▶ [The problem]:
All of the entries need to be set down exactly as they read.

▶ [Input data]:
-*-
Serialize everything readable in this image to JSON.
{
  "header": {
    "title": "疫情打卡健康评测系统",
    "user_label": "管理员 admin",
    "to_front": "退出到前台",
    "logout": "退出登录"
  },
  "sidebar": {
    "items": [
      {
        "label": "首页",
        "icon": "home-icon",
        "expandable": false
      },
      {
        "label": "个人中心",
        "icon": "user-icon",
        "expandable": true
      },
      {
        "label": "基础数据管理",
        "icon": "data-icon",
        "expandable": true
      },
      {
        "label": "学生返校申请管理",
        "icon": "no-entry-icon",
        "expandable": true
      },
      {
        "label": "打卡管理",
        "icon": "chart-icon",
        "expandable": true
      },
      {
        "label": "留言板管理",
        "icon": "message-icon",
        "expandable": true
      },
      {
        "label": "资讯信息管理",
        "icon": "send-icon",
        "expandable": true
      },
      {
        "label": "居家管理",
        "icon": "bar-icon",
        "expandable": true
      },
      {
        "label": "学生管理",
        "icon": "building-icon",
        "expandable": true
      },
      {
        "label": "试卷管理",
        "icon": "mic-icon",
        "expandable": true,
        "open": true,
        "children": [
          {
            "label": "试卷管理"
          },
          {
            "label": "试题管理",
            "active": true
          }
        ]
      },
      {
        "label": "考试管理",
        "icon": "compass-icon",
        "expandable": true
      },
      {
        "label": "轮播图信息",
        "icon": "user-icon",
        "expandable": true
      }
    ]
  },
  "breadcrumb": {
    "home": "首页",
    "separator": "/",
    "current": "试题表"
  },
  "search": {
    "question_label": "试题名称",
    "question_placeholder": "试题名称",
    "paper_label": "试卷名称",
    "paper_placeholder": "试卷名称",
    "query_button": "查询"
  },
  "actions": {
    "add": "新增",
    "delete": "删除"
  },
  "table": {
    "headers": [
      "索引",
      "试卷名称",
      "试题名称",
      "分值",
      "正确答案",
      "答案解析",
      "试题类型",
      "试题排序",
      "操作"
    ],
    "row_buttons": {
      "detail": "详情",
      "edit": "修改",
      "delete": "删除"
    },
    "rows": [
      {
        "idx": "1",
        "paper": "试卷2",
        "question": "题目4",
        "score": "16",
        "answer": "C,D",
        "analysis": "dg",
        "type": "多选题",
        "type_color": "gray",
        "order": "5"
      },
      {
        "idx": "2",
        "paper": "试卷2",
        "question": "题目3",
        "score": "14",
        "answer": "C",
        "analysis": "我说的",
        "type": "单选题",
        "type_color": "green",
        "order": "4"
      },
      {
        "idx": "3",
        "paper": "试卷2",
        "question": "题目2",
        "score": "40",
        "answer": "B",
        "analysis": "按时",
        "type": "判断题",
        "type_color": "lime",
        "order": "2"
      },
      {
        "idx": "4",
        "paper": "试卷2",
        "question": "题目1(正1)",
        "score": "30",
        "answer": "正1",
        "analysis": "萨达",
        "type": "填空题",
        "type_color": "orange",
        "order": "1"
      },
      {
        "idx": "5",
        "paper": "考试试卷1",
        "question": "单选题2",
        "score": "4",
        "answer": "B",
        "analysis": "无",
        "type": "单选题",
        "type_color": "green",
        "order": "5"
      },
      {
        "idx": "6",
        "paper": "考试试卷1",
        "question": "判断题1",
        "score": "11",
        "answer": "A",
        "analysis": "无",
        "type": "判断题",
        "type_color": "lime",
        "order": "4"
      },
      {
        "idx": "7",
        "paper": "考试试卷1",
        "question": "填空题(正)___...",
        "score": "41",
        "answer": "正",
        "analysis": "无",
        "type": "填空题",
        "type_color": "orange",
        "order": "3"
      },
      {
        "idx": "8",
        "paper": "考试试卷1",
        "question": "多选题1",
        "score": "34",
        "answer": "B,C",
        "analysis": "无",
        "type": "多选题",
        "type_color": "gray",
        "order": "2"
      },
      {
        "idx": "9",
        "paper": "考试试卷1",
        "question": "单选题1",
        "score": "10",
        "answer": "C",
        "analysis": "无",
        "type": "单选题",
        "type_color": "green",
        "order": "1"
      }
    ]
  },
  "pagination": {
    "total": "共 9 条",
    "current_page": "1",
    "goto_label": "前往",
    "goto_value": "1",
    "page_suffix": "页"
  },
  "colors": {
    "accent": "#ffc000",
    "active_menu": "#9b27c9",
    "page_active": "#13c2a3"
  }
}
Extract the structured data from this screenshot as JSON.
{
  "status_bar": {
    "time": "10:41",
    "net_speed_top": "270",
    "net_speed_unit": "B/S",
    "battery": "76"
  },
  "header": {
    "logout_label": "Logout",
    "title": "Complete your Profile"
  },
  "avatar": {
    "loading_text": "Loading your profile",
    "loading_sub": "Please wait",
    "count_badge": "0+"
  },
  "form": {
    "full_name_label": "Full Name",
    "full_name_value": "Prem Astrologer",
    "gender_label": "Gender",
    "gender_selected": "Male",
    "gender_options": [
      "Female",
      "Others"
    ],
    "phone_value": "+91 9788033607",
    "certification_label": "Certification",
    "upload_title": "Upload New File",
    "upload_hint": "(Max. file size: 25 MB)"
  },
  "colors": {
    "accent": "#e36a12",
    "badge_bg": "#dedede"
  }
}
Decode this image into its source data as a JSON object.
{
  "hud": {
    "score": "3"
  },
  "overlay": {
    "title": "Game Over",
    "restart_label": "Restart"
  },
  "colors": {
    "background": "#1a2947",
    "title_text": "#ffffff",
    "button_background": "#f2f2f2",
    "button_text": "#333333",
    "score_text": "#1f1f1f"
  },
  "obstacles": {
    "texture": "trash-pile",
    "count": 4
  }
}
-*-
▶ [Result]:
Serialize everything readable in this image to JSON.
{
  "header": {
    "title": "疫情打卡健康评测系统",
    "user_label": "管理员 admin",
    "to_front": "退出到前台",
    "logout": "退出登录"
  },
  "sidebar": {
    "items": [
      {
        "label": "首页",
        "icon": "home-icon",
        "expandable": false
      },
      {
        "label": "个人中心",
        "icon": "user-icon",
        "expandable": true
      },
      {
        "label": "基础数据管理",
        "icon": "data-icon",
        "expandable": true
      },
      {
        "label": "学生返校申请管理",
        "icon": "no-entry-icon",
        "expandable": true
      },
      {
        "label": "打卡管理",
        "icon": "chart-icon",
        "expandable": true
      },
      {
        "label": "留言板管理",
        "icon": "message-icon",
        "expandable": true
      },
      {
        "label": "资讯信息管理",
        "icon": "send-icon",
        "expandable": true
      },
      {
        "label": "居家管理",
        "icon": "bar-icon",
        "expandable": true
      },
      {
        "label": "学生管理",
        "icon": "building-icon",
        "expandable": true
      },
      {
        "label": "试卷管理",
        "icon": "mic-icon",
        "expandable": true,
        "open": true,
        "children": [
          {
            "label": "试卷管理"
          },
          {
            "label": "试题管理",
            "active": true
          }
        ]
      },
      {
        "label": "考试管理",
        "icon": "compass-icon",
        "expandable": true
      },
      {
        "label": "轮播图信息",
        "icon": "user-icon",
        "expandable": true
      }
    ]
  },
  "breadcrumb": {
    "home": "首页",
    "separator": "/",
    "current": "试题表"
  },
  "search": {
    "question_label": "试题名称",
    "question_placeholder": "试题名称",
    "paper_label": "试卷名称",
    "paper_placeholder": "试卷名称",
    "query_button": "查询"
  },
  "actions": {
    "add": "新增",
    "delete": "删除"
  },
  "table": {
    "headers": [
      "索引",
      "试卷名称",
      "试题名称",
      "分值",
      "正确答案",
      "答案解析",
      "试题类型",
      "试题排序",
      "操作"
    ],
    "row_buttons": {
      "detail": "详情",
      "edit": "修改",
      "delete": "删除"
    },
    "rows": [
      {
        "idx": "1",
        "paper": "试卷2",
        "question": "题目4",
        "score": "16",
        "answer": "C,D",
        "analysis": "dg",
        "type": "多选题",
        "type_color": "gray",
        "order": "5"
      },
      {
        "idx": "2",
        "paper": "试卷2",
        "question": "题目3",
        "score": "14",
        "answer": "C",
        "analysis": "我说的",
        "type": "单选题",
        "type_color": "green",
        "order": "4"
      },
      {
        "idx": "3",
        "paper": "试卷2",
        "question": "题目2",
        "score": "40",
        "answer": "B",
        "analysis": "按时",
        "type": "判断题",
        "type_color": "lime",
        "order": "2"
      },
      {
        "idx": "4",
        "paper": "试卷2",
        "question": "题目1(正1)",
        "score": "30",
        "answer": "正1",
        "analysis": "萨达",
        "type": "填空题",
        "type_color": "orange",
        "order": "1"
      },
      {
        "idx": "5",
        "paper": "考试试卷1",
        "question": "单选题2",
        "score": "4",
        "answer": "B",
        "analysis": "无",
        "type": "单选题",
        "type_color": "green",
        "order": "5"
      },
      {
        "idx": "6",
        "paper": "考试试卷1",
        "question": "判断题1",
        "score": "11",
        "answer": "A",
        "analysis": "无",
        "type": "判断题",
        "type_color": "lime",
        "order": "4"
      },
      {
        "idx": "7",
        "paper": "考试试卷1",
        "question": "填空题(正)___...",
        "score": "41",
        "answer": "正",
        "analysis": "无",
        "type": "填空题",
        "type_color": "orange",
        "order": "3"
      },
      {
        "idx": "8",
        "paper": "考试试卷1",
        "question": "多选题1",
        "score": "34",
        "answer": "B,C",
        "analysis": "无",
        "type": "多选题",
        "type_color": "gray",
        "order": "2"
      },
      {
        "idx": "9",
        "paper": "考试试卷1",
        "question": "单选题1",
        "score": "10",
        "answer": "C",
        "analysis": "无",
        "type": "单选题",
        "type_color": "green",
        "order": "1"
      }
    ]
  },
  "pagination": {
    "total": "共 9 条",
    "current_page": "1",
    "goto_label": "前往",
    "goto_value": "1",
    "page_suffix": "页"
  },
  "colors": {
    "accent": "#ffc000",
    "active_menu": "#9b27c9",
    "page_active": "#13c2a3"
  }
}
Extract the structured data from this screenshot as JSON.
{
  "status_bar": {
    "time": "10:41",
    "net_speed_top": "270",
    "net_speed_unit": "B/S",
    "battery": "76"
  },
  "header": {
    "logout_label": "Logout",
    "title": "Complete your Profile"
  },
  "avatar": {
    "loading_text": "Loading your profile",
    "loading_sub": "Please wait",
    "count_badge": "0+"
  },
  "form": {
    "full_name_label": "Full Name",
    "full_name_value": "Prem Astrologer",
    "gender_label": "Gender",
    "gender_selected": "Male",
    "gender_options": [
      "Female",
      "Others"
    ],
    "phone_value": "+91 9788033607",
    "certification_label": "Certification",
    "upload_title": "Upload New File",
    "upload_hint": "(Max. file size: 25 MB)"
  },
  "colors": {
    "accent": "#e36a12",
    "badge_bg": "#dedede"
  }
}
Decode this image into its source data as a JSON object.
{
  "hud": {
    "score": "3"
  },
  "overlay": {
    "title": "Game Over",
    "restart_label": "Restart"
  },
  "colors": {
    "background": "#1a2947",
    "title_text": "#ffffff",
    "button_background": "#f2f2f2",
    "button_text": "#333333",
    "score_text": "#1f1f1f"
  },
  "obstacles": {
    "texture": "trash-pile",
    "count": 4
  }
}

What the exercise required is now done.